There is an inmate, often in chains or in handcuffs; there are officers who are armed; and generally people feel quite unsafe. Everyone is doing their absolute best and I am not having a go at any of the players in this game, but the reality is that four years ago, when the decision was made to expand the Cessnock jail from 800 inmates to 1,800 inmates, the biggest jail in the Southern Hemisphere, I put to this House and to the then various Ministers that Cessnock hospital would require a special treatment room—at least one room, if not two—where inmates could be housed securely. If we think of what they would need there, essentially they need a prison cell attached to the side of the hospital or built inside the hospital because, in reality, I do not think it is fair for those correctional staff to be exposed to the very real threat presented if an inmate tried to escape. In reality I do not think it is fair for the general public, who are in the hospital either visiting or getting medical treatment, to be exposed to that very real threat.

In all fairness, I do not think it is fair for the staff working at Cessnock hospital to be exposed to that very real threat. Fundamentally I am talking about health infrastructure. I am talking about the reality that inmates from Cessnock jail need to go to Cessnock hospital for their treatment. I am talking about the reality that this has to be done in the safest possible way. Because we have not actually built the necessary facilities, I will share some of the things that have happened. In one instance, while the officers guarding an inmate were doing their very best to stay still and quiet so as not to disturb the rest of the hospital, an inmate took the opportunity to attempt an escape. Fortunately, that was thwarted.

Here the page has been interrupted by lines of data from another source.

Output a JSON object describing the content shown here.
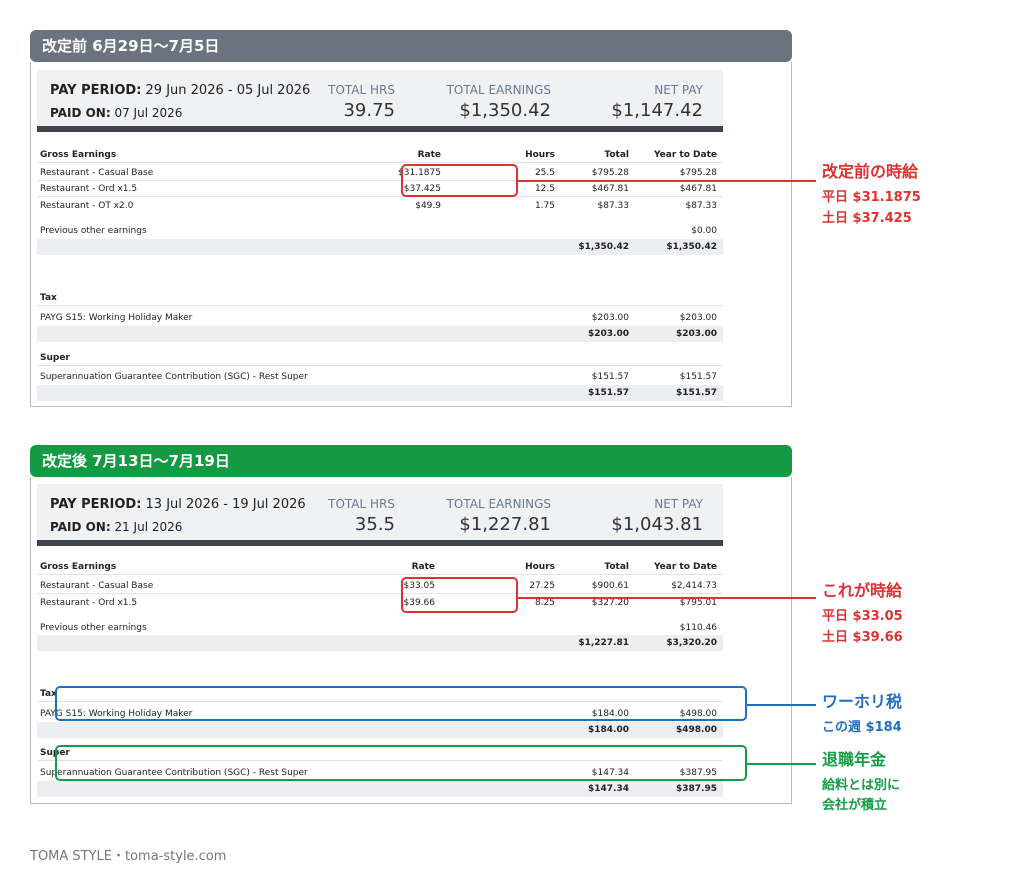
{
  "before": {
    "banner": "改定前 6月29日〜7月5日",
    "pay_period_label": "PAY PERIOD:",
    "pay_period": "29 Jun 2026 - 05 Jul 2026",
    "paid_on_label": "PAID ON:",
    "paid_on": "07 Jul 2026",
    "total_hrs_label": "TOTAL HRS",
    "total_hrs": "39.75",
    "total_earnings_label": "TOTAL EARNINGS",
    "total_earnings": "$1,350.42",
    "net_pay_label": "NET PAY",
    "net_pay": "$1,147.42",
    "columns": {
      "name": "Gross Earnings",
      "rate": "Rate",
      "hours": "Hours",
      "total": "Total",
      "ytd": "Year to Date"
    },
    "earnings": [
      {
        "name": "Restaurant - Casual Base",
        "rate": "$31.1875",
        "hours": "25.5",
        "total": "$795.28",
        "ytd": "$795.28"
      },
      {
        "name": "Restaurant - Ord x1.5",
        "rate": "$37.425",
        "hours": "12.5",
        "total": "$467.81",
        "ytd": "$467.81"
      },
      {
        "name": "Restaurant - OT x2.0",
        "rate": "$49.9",
        "hours": "1.75",
        "total": "$87.33",
        "ytd": "$87.33"
      }
    ],
    "previous": {
      "name": "Previous other earnings",
      "ytd": "$0.00"
    },
    "earnings_subtotal": {
      "total": "$1,350.42",
      "ytd": "$1,350.42"
    },
    "tax_title": "Tax",
    "tax_row": {
      "name": "PAYG S15: Working Holiday Maker",
      "total": "$203.00",
      "ytd": "$203.00"
    },
    "tax_subtotal": {
      "total": "$203.00",
      "ytd": "$203.00"
    },
    "super_title": "Super",
    "super_row": {
      "name": "Superannuation Guarantee Contribution (SGC) - Rest Super",
      "total": "$151.57",
      "ytd": "$151.57"
    },
    "super_subtotal": {
      "total": "$151.57",
      "ytd": "$151.57"
    }
  },
  "after": {
    "banner": "改定後 7月13日〜7月19日",
    "pay_period_label": "PAY PERIOD:",
    "pay_period": "13 Jul 2026 - 19 Jul 2026",
    "paid_on_label": "PAID ON:",
    "paid_on": "21 Jul 2026",
    "total_hrs_label": "TOTAL HRS",
    "total_hrs": "35.5",
    "total_earnings_label": "TOTAL EARNINGS",
    "total_earnings": "$1,227.81",
    "net_pay_label": "NET PAY",
    "net_pay": "$1,043.81",
    "columns": {
      "name": "Gross Earnings",
      "rate": "Rate",
      "hours": "Hours",
      "total": "Total",
      "ytd": "Year to Date"
    },
    "earnings": [
      {
        "name": "Restaurant - Casual Base",
        "rate": "$33.05",
        "hours": "27.25",
        "total": "$900.61",
        "ytd": "$2,414.73"
      },
      {
        "name": "Restaurant - Ord x1.5",
        "rate": "$39.66",
        "hours": "8.25",
        "total": "$327.20",
        "ytd": "$795.01"
      }
    ],
    "previous": {
      "name": "Previous other earnings",
      "ytd": "$110.46"
    },
    "earnings_subtotal": {
      "total": "$1,227.81",
      "ytd": "$3,320.20"
    },
    "tax_title": "Tax",
    "tax_row": {
      "name": "PAYG S15: Working Holiday Maker",
      "total": "$184.00",
      "ytd": "$498.00"
    },
    "tax_subtotal": {
      "total": "$184.00",
      "ytd": "$498.00"
    },
    "super_title": "Super",
    "super_row": {
      "name": "Superannuation Guarantee Contribution (SGC) - Rest Super",
      "total": "$147.34",
      "ytd": "$387.95"
    },
    "super_subtotal": {
      "total": "$147.34",
      "ytd": "$387.95"
    }
  },
  "annotations": {
    "before_rate": {
      "title": "改定前の時給",
      "line1": "平日 $31.1875",
      "line2": "土日 $37.425"
    },
    "after_rate": {
      "title": "これが時給",
      "line1": "平日 $33.05",
      "line2": "土日 $39.66"
    },
    "tax": {
      "title": "ワーホリ税",
      "line1": "この週 $184"
    },
    "super": {
      "title": "退職年金",
      "line1": "給料とは別に",
      "line2": "会社が積立"
    }
  },
  "colors": {
    "red": "#e03131",
    "blue": "#1f6fc5",
    "green": "#169c46",
    "gray_banner": "#6b7280",
    "green_banner": "#139a43"
  },
  "footer": "TOMA STYLE・toma-style.com"
}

In another instance, officers guarding an inmate were doing their very best to stay awake by having a conversation and watching television. Unfortunately, they were on a shared ward, so they also kept the public patients awake. I am not having a go at the officers; they are doing what they need to do and they are doing their best to serve our community. But we should have a separate facility for these inmates. When an inmate goes to Cessnock hospital they need access to the public toilets. In the worst case scenario, unfortunately, a drug drop is placed inside the toilet prior to the arrival of the inmate, which is quite conniving. When the inmate goes to the public toilet inside of a public hospital, they know where to find the drugs. They then conceal the drugs, return to the jail and the drugs are imported into the jail. This is not fair on our corrections services, our hospitals or our general public. I plead with Health to provide the purpose-built facilities for these inmates when they get much‑needed medical attention at Cessnock hospital.